The juxtaposition between the comfort of the office environment from which I type this post vs that of the alpine couloir I was in just 30 hours ago is, in simple terms, strange. Yesterday, my body and mind traveled from a precipitous 50 degree ski run to the comfort of my home in a few hours. It makes me think that perhaps the alpinists of old had it better than me and my contemporaries in that both the ascent and descent from civilization took longer, and thus, an easier time for their brains to adjust; they enjoyed more time spent in the mountains. Now, these quick trips into the backcountry feel like the extreme version of a ying-yang circle of existence, polar opposites that somehow placate one-another. Obviously, I’d take more time spent in wilderness, but I won’t complain about time I’ve enjoyed therein.

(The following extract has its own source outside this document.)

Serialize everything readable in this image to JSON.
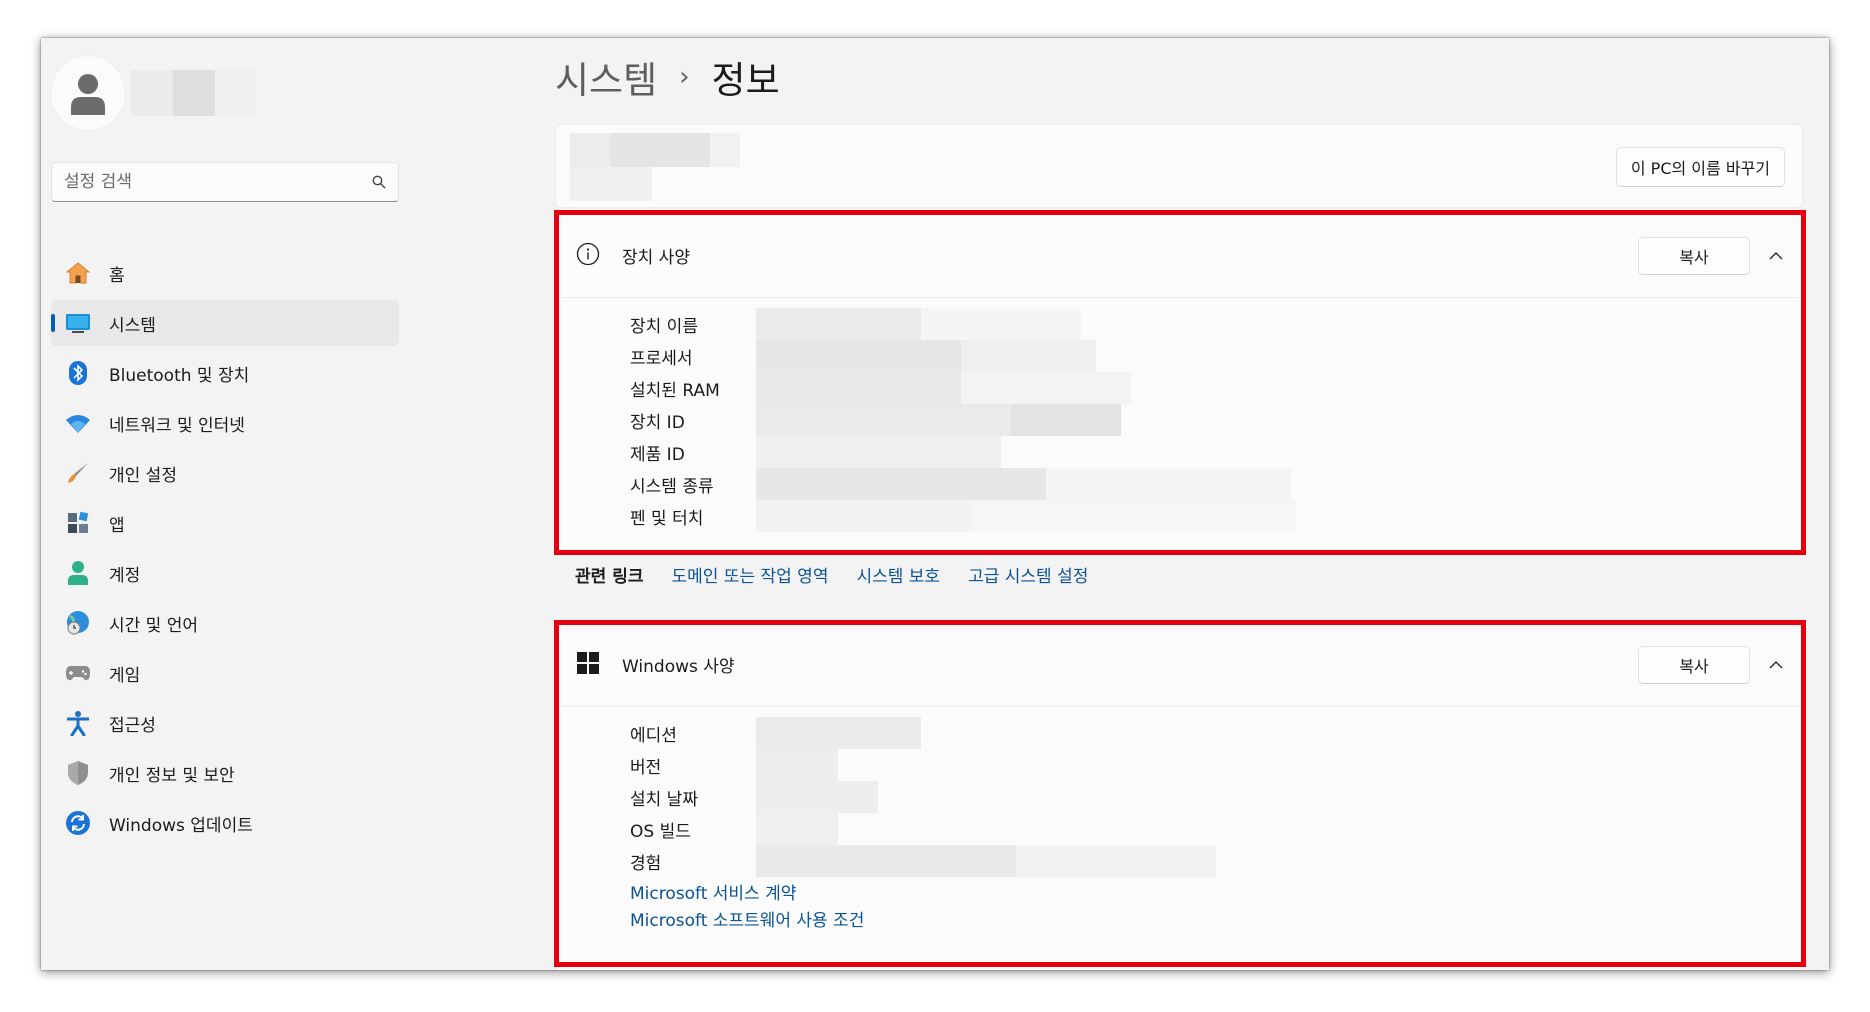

This past week I had the great fortune to find time to ski with good friends in the mountains of Idaho on two different outings. On both occasions, we were able to enjoy nights spent on the ground and days in the open (to paraphrase Doug Robinson). The weather contradicted itself wonderfully in that we traveled through snow squalls, enjoyed blue bird skies so calm lakes became mirrors, heard Sand Hill Cranes echo their mating calls from marshes into a myriad of canyons, and found silence unlike any other. The snow was good, if not great, and the camaraderie unparallelled.
Here a few images from these adventures….